So what makes the lawmaker behind the law such a child raising expert?

"For the record, Lieber said, she does not have children and says she was not slapped as a child. But she does have a cat named Snoop, which her veterinarian told her never to hit."

How could I have guessed?

Friday, January 19, 2007

No More AK: Go AR15!

Well, so much for the AK. I got a call from The Exchange. They said that they had looked at my AK and compared it to all the others there and mine was the best after all. "What can you expect? It's an AK!" they said. They kindly helped me and after much consideration I went with an AR Carbine. And it seems to be a good move.

I picked it up today from my FFL, traded in my AK ammo for some stuff I could actually use, and looked over the new carbine. Let me first note two key things: it is straight, and it is light. The first is no surprise. The second is. I mean, this thing is 2.5 pounds lighter than the AK underfolder. You can feel it. Also, the stock is fully functional in the collapsed stated and is no more troublesome than the collapsed AK. EXCEPT YOU CAN UNFOLD IT WITHOUT USING YOUR RIGHT HAND! Sweet...

Maneuvering in tight quarters looks easy with it, and even thought the barrel is very short on it, accuracy should be better than an AK (we will see).

I do have to note here that I will miss my AK's and am reluctantly "switching teams". I like the AK mechanisms and the sloppiness of function that leads to the superb reliability of the whole system. I also like the larger round. (The latter could be fixed with a larger barrel/upper if I wanted to go to a 6.8mm setup later).

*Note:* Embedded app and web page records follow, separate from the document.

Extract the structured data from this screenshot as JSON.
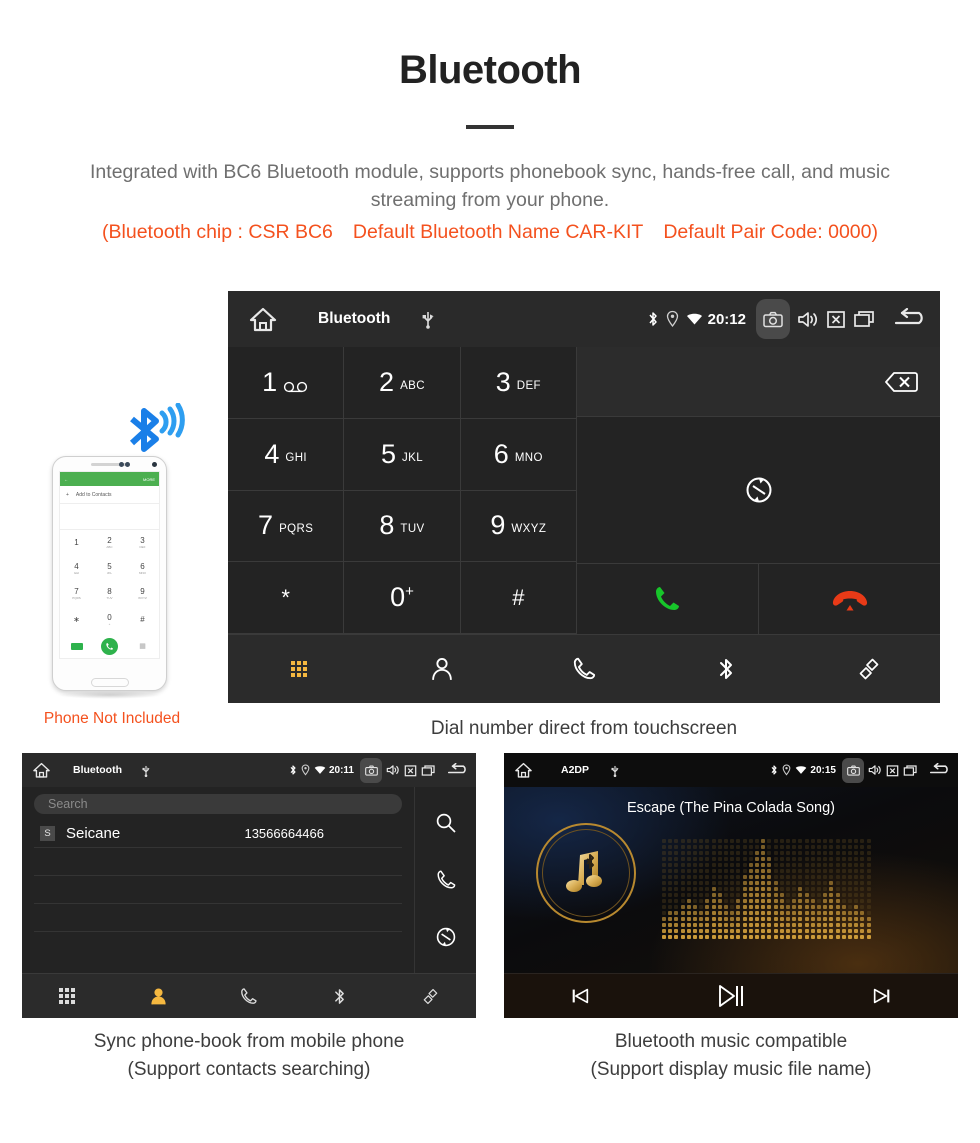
{
  "header": {
    "title": "Bluetooth",
    "subtitle": "Integrated with BC6 Bluetooth module, supports phonebook sync, hands-free call, and music streaming from your phone.",
    "spec_chip": "(Bluetooth chip : CSR BC6",
    "spec_name": "Default Bluetooth Name CAR-KIT",
    "spec_pair": "Default Pair Code: 0000)",
    "accent_color": "#f4511e",
    "subtitle_color": "#6f6f6f"
  },
  "main_unit": {
    "statusbar": {
      "home_icon": "home-icon",
      "title": "Bluetooth",
      "usb_icon": "usb-icon",
      "bluetooth_icon": "bluetooth-icon",
      "location_icon": "location-icon",
      "wifi_icon": "wifi-icon",
      "time": "20:12",
      "camera_icon": "camera-icon",
      "volume_icon": "volume-icon",
      "close_icon": "close-box-icon",
      "recents_icon": "recents-icon",
      "back_icon": "back-icon"
    },
    "keys": [
      {
        "digit": "1",
        "letters": "",
        "voicemail": true
      },
      {
        "digit": "2",
        "letters": "ABC"
      },
      {
        "digit": "3",
        "letters": "DEF"
      },
      {
        "digit": "4",
        "letters": "GHI"
      },
      {
        "digit": "5",
        "letters": "JKL"
      },
      {
        "digit": "6",
        "letters": "MNO"
      },
      {
        "digit": "7",
        "letters": "PQRS"
      },
      {
        "digit": "8",
        "letters": "TUV"
      },
      {
        "digit": "9",
        "letters": "WXYZ"
      },
      {
        "digit": "*",
        "letters": ""
      },
      {
        "digit": "0",
        "letters": "",
        "sup": "+"
      },
      {
        "digit": "#",
        "letters": ""
      }
    ],
    "backspace_icon": "backspace-icon",
    "sync_icon": "sync-icon",
    "call_icon": "call-icon",
    "hangup_icon": "hangup-icon",
    "call_color": "#17c52a",
    "hangup_color": "#e83a17",
    "navbar": [
      {
        "name": "keypad",
        "icon": "keypad-icon",
        "active": true
      },
      {
        "name": "contacts",
        "icon": "person-icon",
        "active": false
      },
      {
        "name": "call-log",
        "icon": "phone-icon",
        "active": false
      },
      {
        "name": "bluetooth",
        "icon": "bluetooth-icon",
        "active": false
      },
      {
        "name": "link",
        "icon": "link-icon",
        "active": false
      }
    ],
    "active_color": "#f5b840",
    "caption": "Dial number direct from touchscreen"
  },
  "phone_mock": {
    "appbar_back": "back-arrow-icon",
    "appbar_more": "MORE",
    "add_contacts": "Add to Contacts",
    "keys": [
      {
        "d": "1",
        "s": ""
      },
      {
        "d": "2",
        "s": "ABC"
      },
      {
        "d": "3",
        "s": "DEF"
      },
      {
        "d": "4",
        "s": "GHI"
      },
      {
        "d": "5",
        "s": "JKL"
      },
      {
        "d": "6",
        "s": "MNO"
      },
      {
        "d": "7",
        "s": "PQRS"
      },
      {
        "d": "8",
        "s": "TUV"
      },
      {
        "d": "9",
        "s": "WXYZ"
      },
      {
        "d": "∗",
        "s": ""
      },
      {
        "d": "0",
        "s": "+"
      },
      {
        "d": "#",
        "s": ""
      }
    ],
    "not_included": "Phone Not Included",
    "bluetooth_wave_icon": "bluetooth-wave-icon",
    "bluetooth_color": "#1a7fe8"
  },
  "phonebook_unit": {
    "statusbar": {
      "home_icon": "home-icon",
      "title": "Bluetooth",
      "usb_icon": "usb-icon",
      "time": "20:11"
    },
    "search_placeholder": "Search",
    "contacts": [
      {
        "initial": "S",
        "name": "Seicane",
        "number": "13566664466"
      }
    ],
    "side_icons": [
      {
        "name": "search",
        "icon": "search-icon"
      },
      {
        "name": "call",
        "icon": "phone-icon"
      },
      {
        "name": "sync",
        "icon": "sync-icon"
      }
    ],
    "navbar": [
      {
        "name": "keypad",
        "icon": "keypad-icon",
        "active": false
      },
      {
        "name": "contacts",
        "icon": "person-icon",
        "active": true
      },
      {
        "name": "call-log",
        "icon": "phone-icon",
        "active": false
      },
      {
        "name": "bluetooth",
        "icon": "bluetooth-icon",
        "active": false
      },
      {
        "name": "link",
        "icon": "link-icon",
        "active": false
      }
    ],
    "caption_line1": "Sync phone-book from mobile phone",
    "caption_line2": "(Support contacts searching)"
  },
  "music_unit": {
    "statusbar": {
      "home_icon": "home-icon",
      "title": "A2DP",
      "usb_icon": "usb-icon",
      "time": "20:15"
    },
    "song_title": "Escape (The Pina Colada Song)",
    "album_icon": "music-note-bluetooth-icon",
    "visualizer_icon": "spectrum-visualizer",
    "controls": [
      {
        "name": "previous",
        "icon": "skip-previous-icon"
      },
      {
        "name": "play-pause",
        "icon": "play-pause-icon"
      },
      {
        "name": "next",
        "icon": "skip-next-icon"
      }
    ],
    "gold_color": "#d4a13c",
    "caption_line1": "Bluetooth music compatible",
    "caption_line2": "(Support display music file name)"
  }
}
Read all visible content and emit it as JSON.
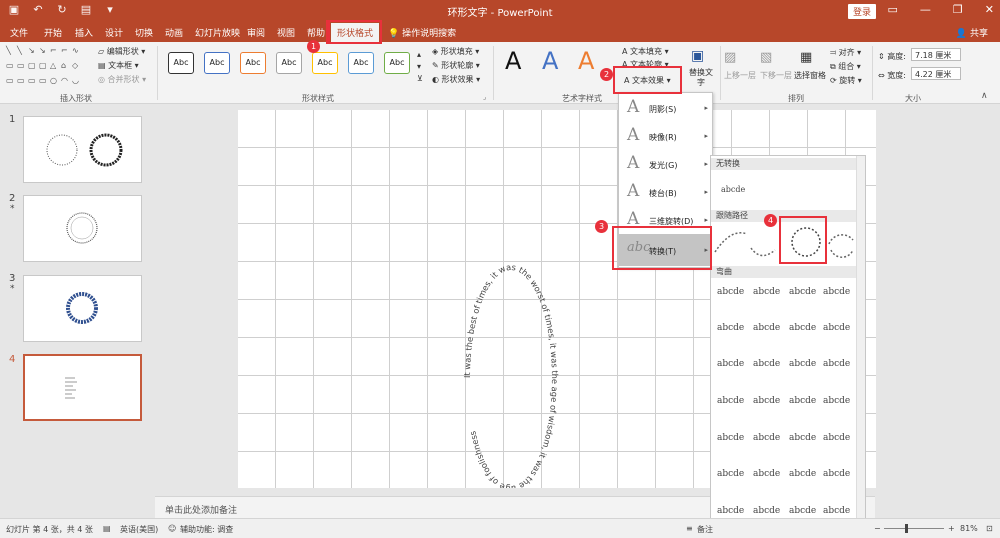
{
  "app": {
    "window_title": "环形文字 - PowerPoint",
    "login_label": "登录",
    "share_label": "共享",
    "tell_me": "操作说明搜索"
  },
  "ribbon_tabs": [
    "文件",
    "开始",
    "插入",
    "设计",
    "切换",
    "动画",
    "幻灯片放映",
    "审阅",
    "视图",
    "帮助",
    "形状格式"
  ],
  "ribbon": {
    "insert_shapes": {
      "label": "插入形状",
      "edit_shape": "编辑形状",
      "textbox": "文本框",
      "merge_shapes": "合并形状"
    },
    "shape_styles": {
      "label": "形状样式",
      "style_sample": "Abc",
      "fill": "形状填充",
      "outline": "形状轮廓",
      "effects": "形状效果"
    },
    "wordart": {
      "label": "艺术字样式",
      "sample": "A",
      "text_fill": "文本填充",
      "text_outline": "文本轮廓",
      "text_effects": "文本效果"
    },
    "accessibility": {
      "label": "替换文字"
    },
    "arrange": {
      "label": "排列",
      "bring_forward": "上移一层",
      "send_backward": "下移一层",
      "selection_pane": "选择窗格",
      "align": "对齐",
      "group": "组合",
      "rotate": "旋转"
    },
    "size": {
      "label": "大小",
      "height_label": "高度:",
      "height_value": "7.18 厘米",
      "width_label": "宽度:",
      "width_value": "4.22 厘米"
    }
  },
  "text_effects_menu": [
    "阴影(S)",
    "映像(R)",
    "发光(G)",
    "棱台(B)",
    "三维旋转(D)",
    "转换(T)"
  ],
  "transform_gallery": {
    "no_transform": "无转换",
    "no_transform_sample": "abcde",
    "follow_path": "跟随路径",
    "warp": "弯曲",
    "sample": "abcde"
  },
  "slide_text": "It was the best of times, it was the worst of times, it was the age of wisdom, it was the age of foolishness",
  "thumbnails": [
    {
      "num": "1",
      "star": ""
    },
    {
      "num": "2",
      "star": "*"
    },
    {
      "num": "3",
      "star": "*"
    },
    {
      "num": "4",
      "star": ""
    }
  ],
  "notes_placeholder": "单击此处添加备注",
  "status": {
    "slide_info": "幻灯片 第 4 张，共 4 张",
    "language": "英语(美国)",
    "accessibility": "辅助功能: 调查",
    "notes": "备注",
    "zoom": "81%"
  },
  "badges": [
    "1",
    "2",
    "3",
    "4"
  ],
  "colors": {
    "brand": "#b7472a",
    "highlight": "#e8313b",
    "blue_wordart": "#4472c4",
    "orange_wordart": "#ed7d31"
  }
}
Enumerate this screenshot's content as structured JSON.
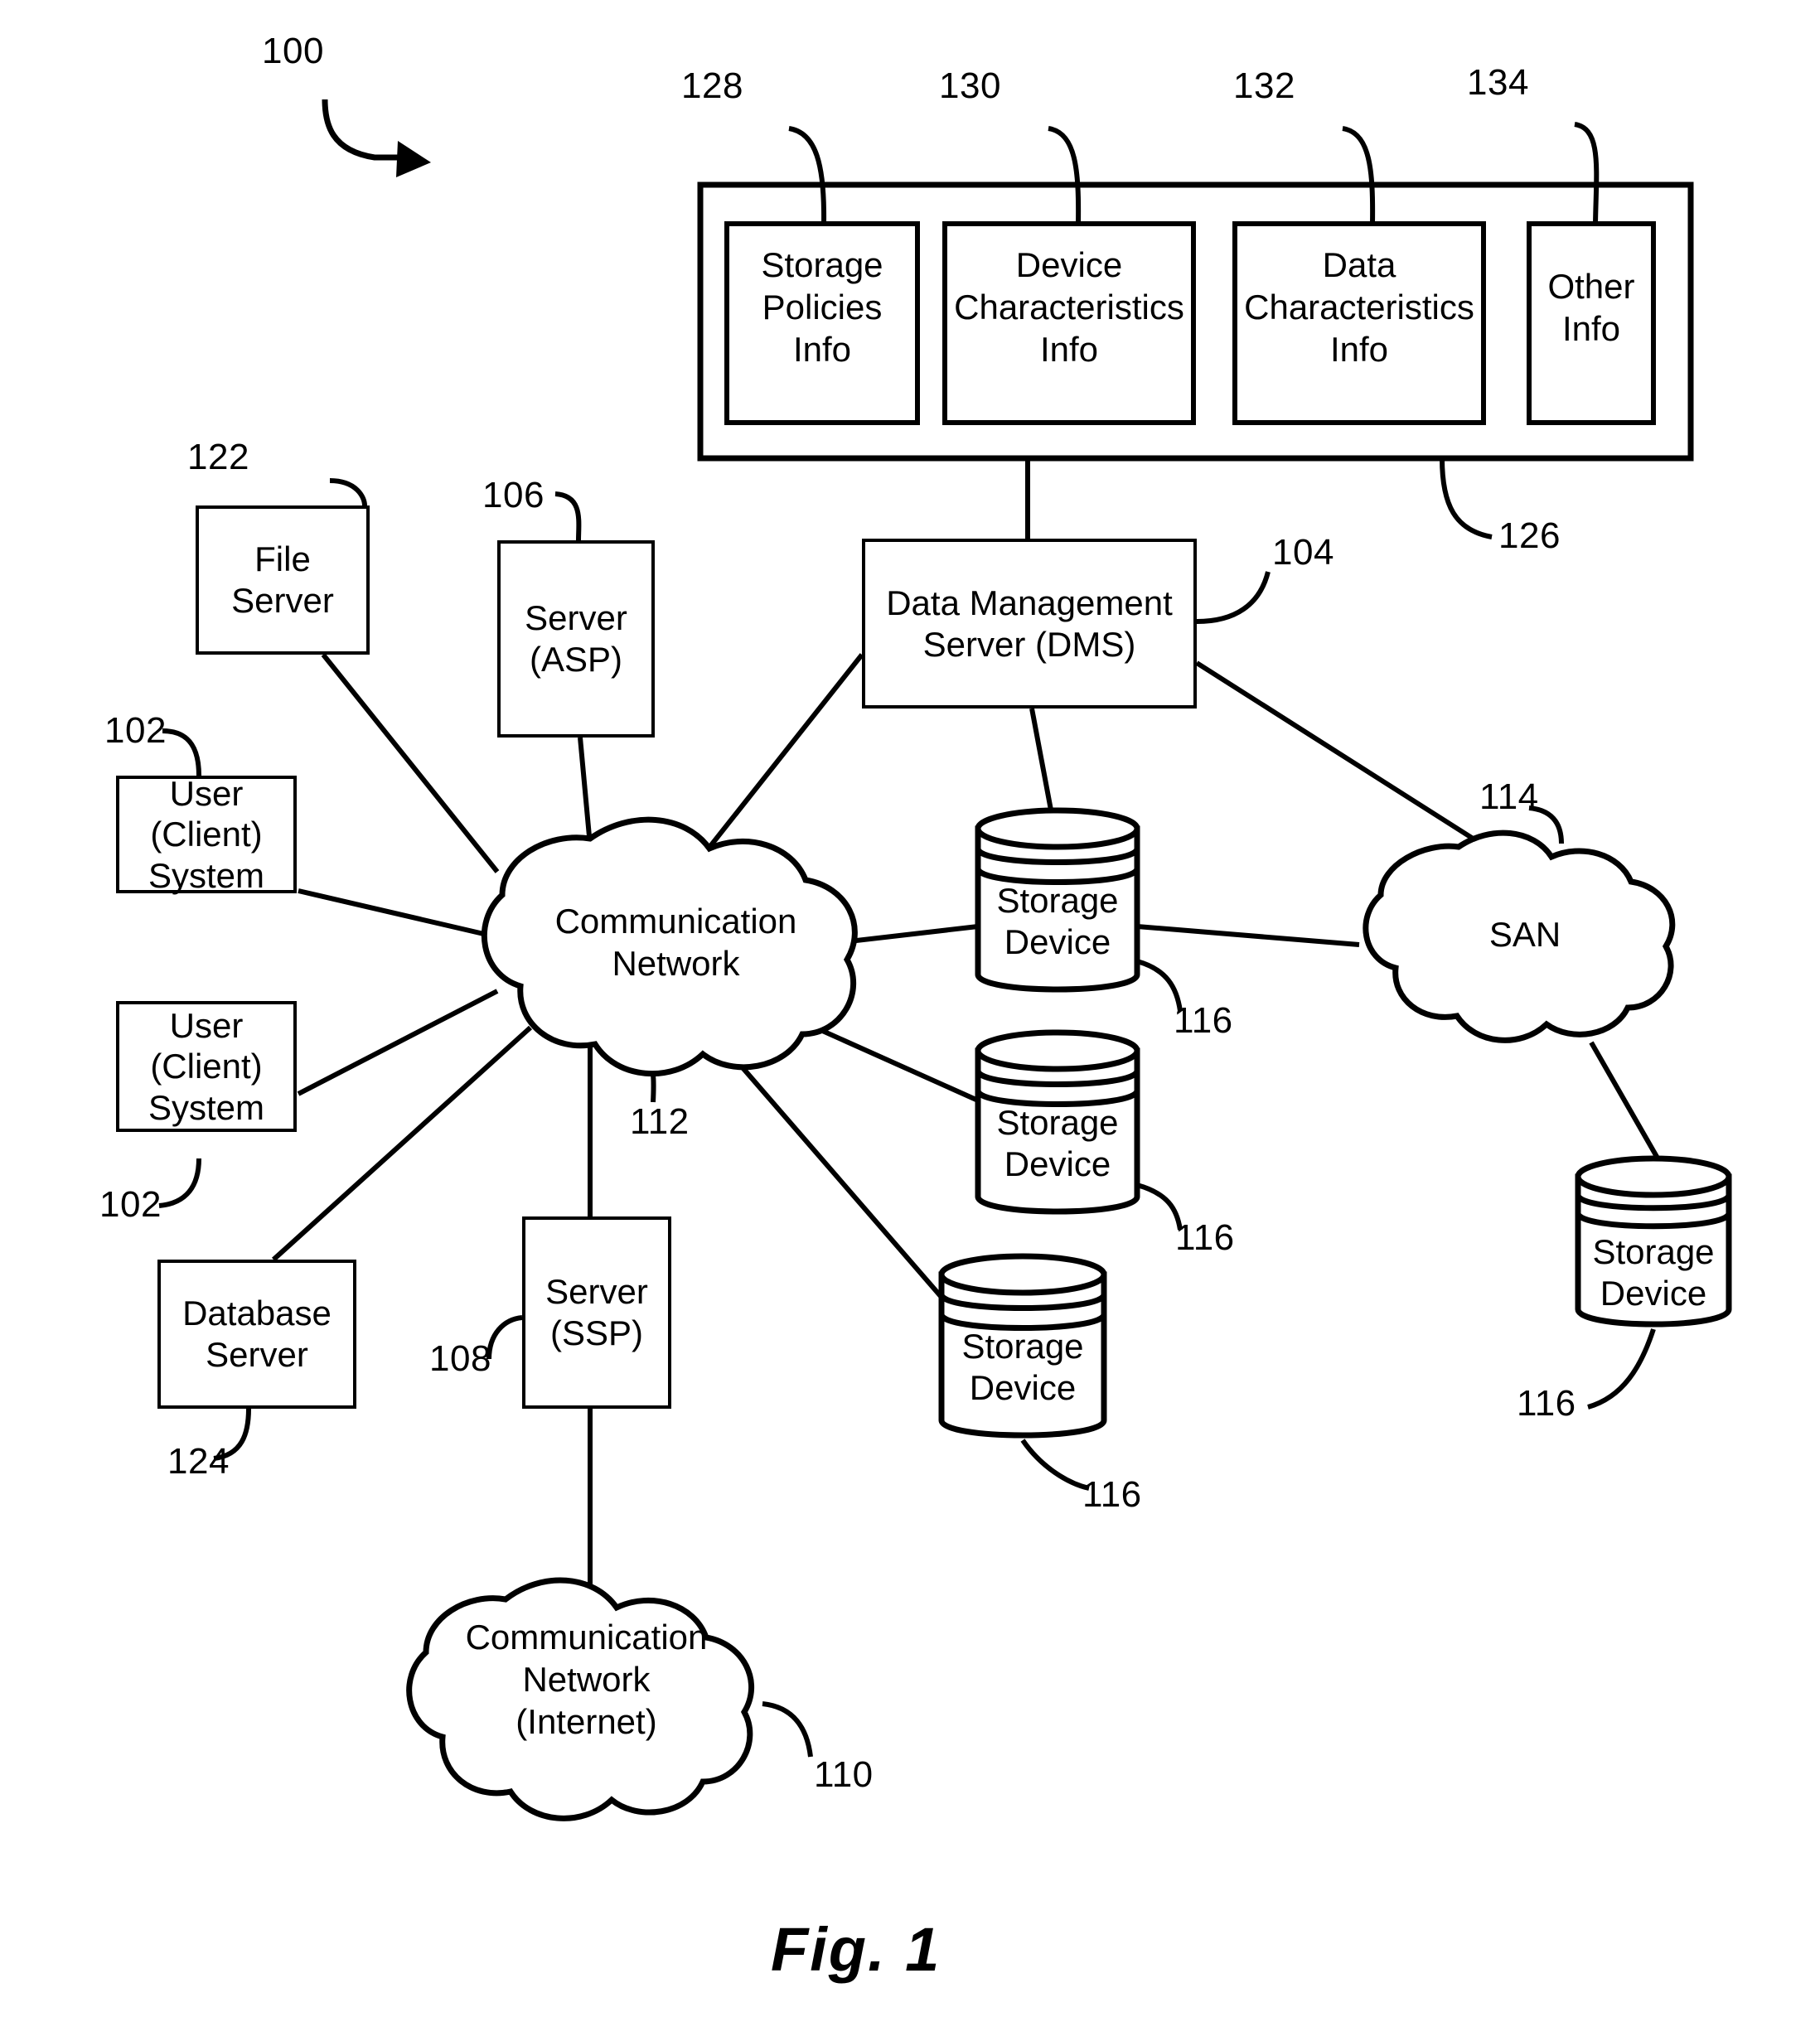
{
  "figure": {
    "caption": "Fig. 1",
    "system_ref": "100"
  },
  "top_container": {
    "ref": "126",
    "boxes": [
      {
        "ref": "128",
        "label": "Storage\nPolicies\nInfo"
      },
      {
        "ref": "130",
        "label": "Device\nCharacteristics\nInfo"
      },
      {
        "ref": "132",
        "label": "Data\nCharacteristics\nInfo"
      },
      {
        "ref": "134",
        "label": "Other\nInfo"
      }
    ]
  },
  "nodes": {
    "dms": {
      "ref": "104",
      "label": "Data Management\nServer (DMS)"
    },
    "file_server": {
      "ref": "122",
      "label": "File\nServer"
    },
    "server_asp": {
      "ref": "106",
      "label": "Server\n(ASP)"
    },
    "user_client_1": {
      "ref": "102",
      "label": "User\n(Client)\nSystem"
    },
    "user_client_2": {
      "ref": "102",
      "label": "User\n(Client)\nSystem"
    },
    "database_server": {
      "ref": "124",
      "label": "Database\nServer"
    },
    "server_ssp": {
      "ref": "108",
      "label": "Server\n(SSP)"
    }
  },
  "clouds": {
    "comm_network": {
      "ref": "112",
      "label": "Communication\nNetwork"
    },
    "san": {
      "ref": "114",
      "label": "SAN"
    },
    "internet": {
      "ref": "110",
      "label": "Communication\nNetwork\n(Internet)"
    }
  },
  "storage_devices": [
    {
      "ref": "116",
      "label": "Storage\nDevice"
    },
    {
      "ref": "116",
      "label": "Storage\nDevice"
    },
    {
      "ref": "116",
      "label": "Storage\nDevice"
    },
    {
      "ref": "116",
      "label": "Storage\nDevice"
    }
  ],
  "colors": {
    "stroke": "#000000",
    "background": "#ffffff"
  }
}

So, frankly, while I have betrayed Team AK and now have an AR, I have been forced to do it due to poor manufacture and limited funds.